Greenall changes it up on I Told You That You’d Save My Life, trading in the stomping drums for a more flowing approach. He brings out the harmonica and recalls classic works by Petty and Neil Young. Transitioning to the emotive Sunset, Waves sacred meaning is fully realized. “Everybody wants a light on the way in.” Sunset embraces traditional folk vibes with an element of praise. Born out of southern churches and plantation hymnals, an instinctual song that never gets old. Greenall offers his personal touch to this classic feel. The spiritual troubadour, Adam Greenall embraces his deeper meaning in song. “Everybody needs a reason to hold on, everybody’s lost.”
Like a night on the town after the Sunset, Greenall presents his most indie pop iteration on Life Came To Waste Me. Staying true to this design, The 9 songs that make up Waves alternate between upbeat and introspective. It should appeal to fans of the aforementioned Lumineers and Mumford and Sons as well as deeper acts like Bonnie Light Horseman. Greenall displays both flashes of folks new popular update as well as a more traditional songwriting style in the spirit of early Dylan.
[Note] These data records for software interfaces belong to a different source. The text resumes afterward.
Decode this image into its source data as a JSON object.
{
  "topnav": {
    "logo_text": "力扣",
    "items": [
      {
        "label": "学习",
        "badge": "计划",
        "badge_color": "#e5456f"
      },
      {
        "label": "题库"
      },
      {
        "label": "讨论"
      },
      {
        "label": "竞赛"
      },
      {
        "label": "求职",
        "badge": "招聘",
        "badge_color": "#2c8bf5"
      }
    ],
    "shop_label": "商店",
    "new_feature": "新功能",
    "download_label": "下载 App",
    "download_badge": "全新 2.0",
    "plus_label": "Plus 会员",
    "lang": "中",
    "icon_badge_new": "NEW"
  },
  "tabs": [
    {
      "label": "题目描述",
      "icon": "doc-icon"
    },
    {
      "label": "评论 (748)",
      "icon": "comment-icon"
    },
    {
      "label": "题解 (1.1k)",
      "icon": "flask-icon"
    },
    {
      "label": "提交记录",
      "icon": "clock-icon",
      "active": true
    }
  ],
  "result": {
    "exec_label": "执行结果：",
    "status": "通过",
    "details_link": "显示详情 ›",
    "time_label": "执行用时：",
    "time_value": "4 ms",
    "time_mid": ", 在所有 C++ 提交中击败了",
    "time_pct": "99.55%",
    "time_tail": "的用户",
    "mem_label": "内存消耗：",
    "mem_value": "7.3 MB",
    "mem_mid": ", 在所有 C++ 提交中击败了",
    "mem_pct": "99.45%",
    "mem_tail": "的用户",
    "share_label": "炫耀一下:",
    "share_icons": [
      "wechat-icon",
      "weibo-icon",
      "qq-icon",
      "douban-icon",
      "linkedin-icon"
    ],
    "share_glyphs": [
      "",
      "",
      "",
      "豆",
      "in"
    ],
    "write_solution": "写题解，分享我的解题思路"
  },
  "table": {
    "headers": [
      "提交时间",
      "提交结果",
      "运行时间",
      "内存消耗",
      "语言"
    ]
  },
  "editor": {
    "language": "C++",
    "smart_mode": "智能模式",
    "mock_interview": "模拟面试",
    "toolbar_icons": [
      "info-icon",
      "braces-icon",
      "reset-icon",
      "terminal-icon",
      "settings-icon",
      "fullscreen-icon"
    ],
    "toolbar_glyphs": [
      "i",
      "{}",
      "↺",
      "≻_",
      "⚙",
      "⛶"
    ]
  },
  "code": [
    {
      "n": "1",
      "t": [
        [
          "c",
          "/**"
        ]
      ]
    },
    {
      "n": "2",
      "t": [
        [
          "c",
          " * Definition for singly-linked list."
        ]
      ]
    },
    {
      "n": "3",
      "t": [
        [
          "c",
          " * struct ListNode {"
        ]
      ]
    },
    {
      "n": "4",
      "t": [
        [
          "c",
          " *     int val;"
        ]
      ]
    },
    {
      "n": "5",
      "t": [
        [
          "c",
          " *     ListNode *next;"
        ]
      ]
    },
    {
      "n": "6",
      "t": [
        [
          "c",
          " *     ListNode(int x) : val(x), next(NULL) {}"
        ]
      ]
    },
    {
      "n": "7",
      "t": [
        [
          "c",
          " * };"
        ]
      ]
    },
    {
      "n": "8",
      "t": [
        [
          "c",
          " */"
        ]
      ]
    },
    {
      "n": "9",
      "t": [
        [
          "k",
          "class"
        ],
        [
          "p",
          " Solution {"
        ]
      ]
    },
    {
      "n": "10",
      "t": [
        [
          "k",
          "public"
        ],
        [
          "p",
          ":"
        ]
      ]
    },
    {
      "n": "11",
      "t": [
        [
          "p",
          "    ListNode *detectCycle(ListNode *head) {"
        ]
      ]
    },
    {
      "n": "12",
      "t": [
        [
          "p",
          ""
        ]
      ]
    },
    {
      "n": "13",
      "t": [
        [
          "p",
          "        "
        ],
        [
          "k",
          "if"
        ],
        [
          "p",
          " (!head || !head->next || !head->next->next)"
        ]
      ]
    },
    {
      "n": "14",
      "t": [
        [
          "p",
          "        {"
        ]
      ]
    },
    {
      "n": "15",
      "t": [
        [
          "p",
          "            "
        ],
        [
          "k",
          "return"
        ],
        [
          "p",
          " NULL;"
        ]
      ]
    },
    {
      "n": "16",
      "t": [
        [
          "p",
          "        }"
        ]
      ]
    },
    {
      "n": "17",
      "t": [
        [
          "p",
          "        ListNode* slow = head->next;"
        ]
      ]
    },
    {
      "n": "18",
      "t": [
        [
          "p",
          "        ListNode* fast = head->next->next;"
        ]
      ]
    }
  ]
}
The eclectic songwriter presents himself in many different ways, but always remains inspiring. There’s a glimmer of hope to riding these Waves.
Enjoy Sunset now on our Emerging Folk playlist.
Jacob Rountree shines on his new single Vertigo. Supported by his fantastic band, Vertigo is presented with atmospheric under layers that derive a dreamy vibe, lifting the organic foundation of Rountree’s picked guitar and expressive voice. Jacob’s vocals are rich, weathered, and ripe with personality.
A a songwriter, Rountree employs unconventional chord voicings with pop sensibility. Ethereal harmonies by Leah Dobby should connect with fans of Fleet Foxes and Grizzly Bear. The arrangement is innovative and progressive. Vertigo is an evolving journey. In the spirit of Jose Gonzalez it embraces an Eastern ethos, with Arabic style leads and Indian hand percussion from exotic drummer Marcus Bendon and percussionist Jacob Rountree. It’s all held together by the bass expertise of the expressive Jacob Rountree as well!
Vertigo recalls the native psychedelia of Lord Huron and Local Natives, a vibe first introduced in pop by the Jim Morrison and The Doors. Rountree embraces this mind-altering ethos, as Vertigo plays out like a hypnotic desert trip.
Vertigo is just a sneak peak of the bands upcoming record As I See It, due out June 3rd. Both Rountree and his band of merry innovators have been getting recognized in their native Boze, and even got to open for one of our favorites, Future Islands. This recognition should win the attention of the indie community, as Jacob Rountree is a buzz artist on the rise.
Dig in to Vertigo, now on our Emerging Folk playlist.